This Essay identifies the convergence of big-city land use and transportation politics on a shared form—marked by hyper-local control and the privileging of the most vocal opponents to change—despite remarkably different legal regimes. While land use law mandates that cities provide notice to the neighbors, hearings for them to speak at, and veto opportunities for local city council members, transportation law does none of these things. Yet there are still public meetings, the neighbors still turn out in opposition, and city council members still exercise an effective veto over projects in their districts. Based on this convergence, this Essay sounds a note of caution about recent arguments that legal reforms to land use procedure can improve land use outcomes. Hyperlocalism has deep roots, located outside the legal regimes governing land use’s public participation and decision-making processes.
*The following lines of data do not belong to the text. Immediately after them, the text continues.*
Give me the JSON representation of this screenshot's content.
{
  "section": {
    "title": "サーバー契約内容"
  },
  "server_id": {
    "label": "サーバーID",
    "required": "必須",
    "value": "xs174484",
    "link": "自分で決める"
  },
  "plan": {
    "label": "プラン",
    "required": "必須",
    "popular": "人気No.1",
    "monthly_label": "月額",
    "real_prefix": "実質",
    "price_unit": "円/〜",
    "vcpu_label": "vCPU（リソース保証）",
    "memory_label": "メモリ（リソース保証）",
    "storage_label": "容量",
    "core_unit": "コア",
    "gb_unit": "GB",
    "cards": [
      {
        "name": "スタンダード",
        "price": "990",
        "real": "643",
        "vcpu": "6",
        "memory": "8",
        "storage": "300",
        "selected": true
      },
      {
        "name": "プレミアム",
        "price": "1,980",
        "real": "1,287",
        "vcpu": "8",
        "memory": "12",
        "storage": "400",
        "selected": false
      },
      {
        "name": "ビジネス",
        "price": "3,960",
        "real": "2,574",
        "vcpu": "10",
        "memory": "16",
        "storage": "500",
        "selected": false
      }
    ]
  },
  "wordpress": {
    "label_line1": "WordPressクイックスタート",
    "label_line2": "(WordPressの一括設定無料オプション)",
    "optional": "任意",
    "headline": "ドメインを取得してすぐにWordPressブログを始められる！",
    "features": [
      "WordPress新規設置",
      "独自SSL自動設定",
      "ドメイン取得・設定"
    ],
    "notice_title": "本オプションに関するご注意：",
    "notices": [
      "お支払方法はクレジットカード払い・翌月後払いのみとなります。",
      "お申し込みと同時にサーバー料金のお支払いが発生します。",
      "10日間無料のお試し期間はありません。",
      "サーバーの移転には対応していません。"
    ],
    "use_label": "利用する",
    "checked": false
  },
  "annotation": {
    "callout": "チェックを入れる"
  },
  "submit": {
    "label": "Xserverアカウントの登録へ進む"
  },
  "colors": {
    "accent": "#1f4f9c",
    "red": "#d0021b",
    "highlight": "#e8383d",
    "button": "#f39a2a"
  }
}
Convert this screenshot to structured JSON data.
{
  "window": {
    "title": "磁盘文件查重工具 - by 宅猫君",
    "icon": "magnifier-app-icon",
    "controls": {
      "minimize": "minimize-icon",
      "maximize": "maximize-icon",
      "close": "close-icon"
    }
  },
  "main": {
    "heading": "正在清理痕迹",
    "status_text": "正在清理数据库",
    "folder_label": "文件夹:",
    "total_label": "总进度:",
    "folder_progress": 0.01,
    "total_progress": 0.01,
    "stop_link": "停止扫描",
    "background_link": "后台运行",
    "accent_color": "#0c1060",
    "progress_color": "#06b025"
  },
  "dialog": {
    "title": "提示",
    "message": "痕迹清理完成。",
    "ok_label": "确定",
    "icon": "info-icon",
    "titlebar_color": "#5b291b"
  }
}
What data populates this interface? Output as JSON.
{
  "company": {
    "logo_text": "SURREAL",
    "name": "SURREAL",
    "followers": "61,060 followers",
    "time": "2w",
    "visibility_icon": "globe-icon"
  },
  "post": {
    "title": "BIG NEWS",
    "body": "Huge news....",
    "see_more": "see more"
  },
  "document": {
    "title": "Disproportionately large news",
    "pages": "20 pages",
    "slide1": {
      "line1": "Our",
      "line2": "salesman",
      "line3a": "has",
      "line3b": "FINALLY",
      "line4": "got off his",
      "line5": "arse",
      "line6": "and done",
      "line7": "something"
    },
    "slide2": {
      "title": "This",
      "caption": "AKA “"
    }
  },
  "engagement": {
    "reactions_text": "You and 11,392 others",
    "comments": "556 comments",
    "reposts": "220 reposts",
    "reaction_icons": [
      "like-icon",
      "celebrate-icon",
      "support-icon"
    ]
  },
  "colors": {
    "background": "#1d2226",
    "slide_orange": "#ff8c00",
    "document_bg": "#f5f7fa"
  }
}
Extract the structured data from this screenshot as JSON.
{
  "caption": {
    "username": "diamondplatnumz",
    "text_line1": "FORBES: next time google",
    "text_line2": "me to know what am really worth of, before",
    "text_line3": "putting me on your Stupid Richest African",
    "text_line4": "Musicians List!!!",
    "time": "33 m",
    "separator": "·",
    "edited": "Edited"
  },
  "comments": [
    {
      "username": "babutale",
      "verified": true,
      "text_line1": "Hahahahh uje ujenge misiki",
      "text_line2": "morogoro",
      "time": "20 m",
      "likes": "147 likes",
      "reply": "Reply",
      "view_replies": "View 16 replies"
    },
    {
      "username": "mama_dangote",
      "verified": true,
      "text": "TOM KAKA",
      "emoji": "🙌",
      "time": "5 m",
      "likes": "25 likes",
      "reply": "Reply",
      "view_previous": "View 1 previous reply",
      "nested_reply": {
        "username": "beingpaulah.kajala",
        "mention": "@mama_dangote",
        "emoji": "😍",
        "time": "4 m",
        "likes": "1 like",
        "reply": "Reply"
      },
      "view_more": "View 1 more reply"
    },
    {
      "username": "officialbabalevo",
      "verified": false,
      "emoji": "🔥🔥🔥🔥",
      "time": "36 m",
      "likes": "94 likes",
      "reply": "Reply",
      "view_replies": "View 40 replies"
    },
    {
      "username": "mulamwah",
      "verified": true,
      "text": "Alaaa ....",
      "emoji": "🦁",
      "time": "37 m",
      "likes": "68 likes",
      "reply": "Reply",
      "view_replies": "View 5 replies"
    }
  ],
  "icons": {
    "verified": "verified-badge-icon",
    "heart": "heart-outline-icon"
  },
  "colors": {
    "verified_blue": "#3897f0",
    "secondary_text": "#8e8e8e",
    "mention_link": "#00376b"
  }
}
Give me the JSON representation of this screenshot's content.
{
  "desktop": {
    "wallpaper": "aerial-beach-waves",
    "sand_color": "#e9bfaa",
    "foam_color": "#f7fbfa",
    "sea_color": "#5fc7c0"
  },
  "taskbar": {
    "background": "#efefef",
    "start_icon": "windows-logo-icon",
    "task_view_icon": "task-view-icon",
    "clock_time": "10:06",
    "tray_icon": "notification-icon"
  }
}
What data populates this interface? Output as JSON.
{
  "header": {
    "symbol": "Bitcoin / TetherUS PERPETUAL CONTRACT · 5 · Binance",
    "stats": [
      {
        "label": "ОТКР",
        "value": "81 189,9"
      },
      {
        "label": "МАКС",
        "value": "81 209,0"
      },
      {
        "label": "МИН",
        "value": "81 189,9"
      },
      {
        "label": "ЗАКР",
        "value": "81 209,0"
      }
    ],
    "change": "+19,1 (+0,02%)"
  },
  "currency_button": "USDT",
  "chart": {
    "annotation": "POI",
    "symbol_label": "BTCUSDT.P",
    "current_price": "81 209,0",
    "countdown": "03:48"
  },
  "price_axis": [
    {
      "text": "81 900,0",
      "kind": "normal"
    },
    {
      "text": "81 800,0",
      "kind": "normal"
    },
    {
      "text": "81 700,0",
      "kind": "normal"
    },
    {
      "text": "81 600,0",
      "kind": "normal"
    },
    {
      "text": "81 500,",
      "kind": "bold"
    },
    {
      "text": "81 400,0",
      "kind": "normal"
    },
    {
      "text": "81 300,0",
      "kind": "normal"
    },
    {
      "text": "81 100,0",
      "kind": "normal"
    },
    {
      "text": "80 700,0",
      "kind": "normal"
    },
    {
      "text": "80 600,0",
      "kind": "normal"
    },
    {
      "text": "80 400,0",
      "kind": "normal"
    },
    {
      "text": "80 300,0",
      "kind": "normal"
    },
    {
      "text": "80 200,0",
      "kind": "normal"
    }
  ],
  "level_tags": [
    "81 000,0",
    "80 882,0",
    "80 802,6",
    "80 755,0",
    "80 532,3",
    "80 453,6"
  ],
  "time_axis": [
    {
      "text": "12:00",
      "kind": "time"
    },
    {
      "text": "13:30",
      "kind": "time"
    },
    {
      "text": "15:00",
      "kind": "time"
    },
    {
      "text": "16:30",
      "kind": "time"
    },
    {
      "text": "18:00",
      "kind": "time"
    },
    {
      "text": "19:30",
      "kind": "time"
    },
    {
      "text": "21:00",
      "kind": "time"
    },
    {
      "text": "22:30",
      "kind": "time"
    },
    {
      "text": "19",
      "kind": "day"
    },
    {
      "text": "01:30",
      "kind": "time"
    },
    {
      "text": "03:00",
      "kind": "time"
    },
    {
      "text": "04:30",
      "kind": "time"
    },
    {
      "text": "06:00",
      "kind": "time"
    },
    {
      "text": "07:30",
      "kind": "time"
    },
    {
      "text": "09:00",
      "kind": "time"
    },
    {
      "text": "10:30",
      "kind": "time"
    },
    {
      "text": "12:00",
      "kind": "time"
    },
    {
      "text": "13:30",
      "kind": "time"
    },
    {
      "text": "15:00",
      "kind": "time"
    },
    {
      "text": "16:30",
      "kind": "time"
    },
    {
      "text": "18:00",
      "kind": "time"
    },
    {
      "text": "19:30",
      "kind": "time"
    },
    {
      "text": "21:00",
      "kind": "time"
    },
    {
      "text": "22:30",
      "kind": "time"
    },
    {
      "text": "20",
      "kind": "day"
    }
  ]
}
Legal procedural reform alone can only do so much, absent a more thoroughgoing political transformation of the land use process.
"Transportation, Land Use, and the Sources of Hyper-Localism"
Areas of Interest
Iowa Law Review